Parents everywhere are talking about the Time magazine cover featuring model-mom, Jamie Lynne Grumet, breastfeeding her 3-year-old son who is standing on a chair. Time asks the question:
Are you mom enough?
In playgrounds, around water coolers, and over lattes, parents are debating the article that the photo is supposed to describe. The image has stirred discussions about attachment parenting. It is based on the idea that the more babies are held, the more secure they’ll feel. The approach includes wearing baby slings, sharing beds when you sleep with children, and breastfeeding sometimes through toddlerhood and beyond.
So are you mom enough?
Even the greatest parenting method cannot work if we gripe and are resentful.
I am not here to debate the pros and cons of attachment parenting. At the end of the day, we all want to do the best we can for our children. The constant mommy wars – between working versus non-working moms, nursing versus bottle-fed babies, or attachment parenting versus other parenting methods – only comes to divide parents and sap us of the energy needed to parent wisely.
One cannot be forced to sit doing puzzles on the floor with a child if you love to run around and be playful. Some moms like to cook delicious gourmet dinners while others love to whip up quick 10-minute meals. The essential issue is: Do you give to your children with love, or are you so drained and lacking of patience that the meals are spent in crabby silence?
We must first resolve to raise our children in an atmosphere of love infused with a happy energy. Otherwise, our children will feel that we do not want to spend our time with them and they will grow insecure. Even the greatest parenting method cannot work if we gripe and are resentful. Find the method that works best for you and your family, and do it with love.
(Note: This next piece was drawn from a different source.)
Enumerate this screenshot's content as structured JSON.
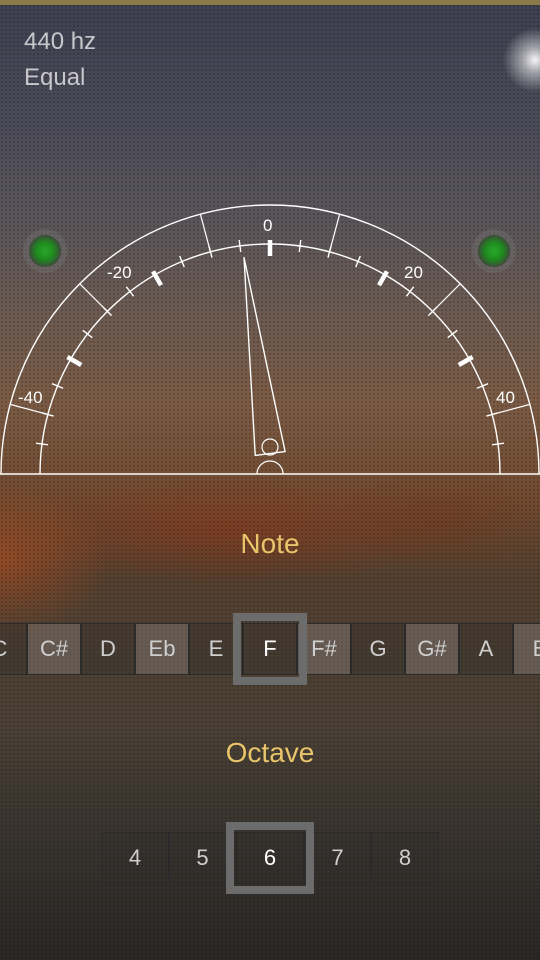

Now for the cover photo.
Sure it is provocative and I realize that’s what sells today. But we need to once and for all decide what is acceptable or not as we try to raise our children. There are too many parents who just do not know what is considered appropriate. Who decides our value system?
Our culture knocks modesty and applauds pushing the button on sensuality. Take a trip to any drugstore and glance at the tabloids at the checkout counter. How do we perceive women? Who are the mothers of today? Do you think that unmarried teen moms on popular TV shows, or the housewife moms who occupy themselves with plastic surgery and shopping sprees while stabbing each other in the back with nasty gossip, offer our children a real look at the definition of ‘mom’? Hollywood stars parading almost nude or celebrities frolicking, leaving almost nothing to the imagination, flood our children with images of women devoid of sanctity and respect.
What does this have to do with the photo of the mom nursing her 3-year-old son, you may wonder?
Some may argue that nursing is a natural God-given gift, allowing mothers to bond with their children. So why not celebrate it?
Of course, it is. But this cover photo does not invoke tenderness, cuddling, or connecting. It is more "in your face, defiant parenting." A mother nursing her child should be a beautiful and nurturing moment. There is an emotional intimacy involved that is missing here. It is an intimacy that arrives in our lives through privacy.
We live in a world where privacy and modesty are not valued or respected. Reality TV has broken down the barriers as we voyage through peoples bedrooms and most confidential situations. We watch as husbands and wives discuss possible pregnancy, infertility issues, and fight over money and relationships. Facebook allows us to take part in couples' disagreements or personal lives. One never travels alone anymore – there are a thousand friends watching. Children grow up with their bodies publicly exposed from the time that they are born.
Post your life on Facebook, tweet your thoughts on Twitter. We live with a network of friends and family, but at what price?
The commandment to honor your parents is a foundation for families everywhere. How do you teach your children to honor and respect you?
One way is to live honorably. Teach children to revere you. Keep your intimate life private. This doesn’t mean that you must live as an old fashioned prude. It does mean that we consider our relationships holy. Our bodies are not to be flaunted across the cover of magazines. Modesty and dignity are intertwined. And when we live with dignity, we teach our children to treat us with a measure of respect which would otherwise be lacking. We are not seen simply as physical beings, but revered because we transmit a spiritual essence. We nourish not only through giving milk, but for thousands of years we have transmitted the mother’s milk of faith to our children. This is why it was crucial that the infant Moses nurse from his mother and not an Egyptian nursemaid.
When we openly display our physical selves, we downgrade ourselves in our children’s eyes. The issue here is not ‘nursing’; it is a question of reverence and awe. It is the return to modesty and dignity which is so sorely lacking in our children’s lives.
So when you are faced with the question, “Are you mom enough?", ask yourself the following:
• Do I live with a spiritual mission?
• Do I live with modesty and dignity?
• Do I teach my children to value privacy and honor family life?
If you can answer ‘yes’ to these questions, then you are certainly "mom enough."